- The determination of U.S. President Barack Obama to reverse the rigid stance of his more conservative predecessor, George W. Bush, over repairing ties with Iran and bringing about an agreement over the latter’s nuclear programme had also helped. Mr. Obama managed to overcome the stiff opposition to the deal from the right-wing Republican Party in the U.S., which had become politically stronger over the past year.
- Iran has always maintained that its nuclear programme was meant only for peaceful purposes and that as a signatory to the Nuclear Non-Proliferation Treaty, it was entitled to enrichment of uranium for energy generation. But the unrelenting pressure from the West in the past decade, including recurring talk of open hostility from the U.S. and Israel, had led to defiance from the Mahmoud Ahmadinejad-led regime.
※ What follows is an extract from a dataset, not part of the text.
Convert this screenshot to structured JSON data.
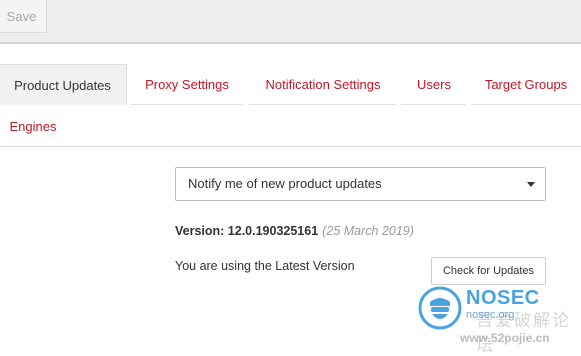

- Iran went on to expand its nuclear programme by furthering enrichment capabilities and building clandestine nuclear facilities. These actions had invited sanctions from not only the U.S. and the EU, but the UN as well, which had hurt Iran economically and also made it difficult for countries such as India to engage in trade with the country.
- India’s imports from Iran — particularly petroleum products — had been severely curtailed due to the sanctions. The nuclear agreement with Iran should also help ease the long-standing hostile ties between the U.S. and Iran eventually helping to change at least some equations in the conflict-ridden West Asian region. Can Iran’s changed relationship with the U.S. persuade Saudi Arabia and other Arab countries to bring a halt to the Sunni-Shia hostilities that have threatened to destabilise the region? The possibilities following this breakthrough are indeed high.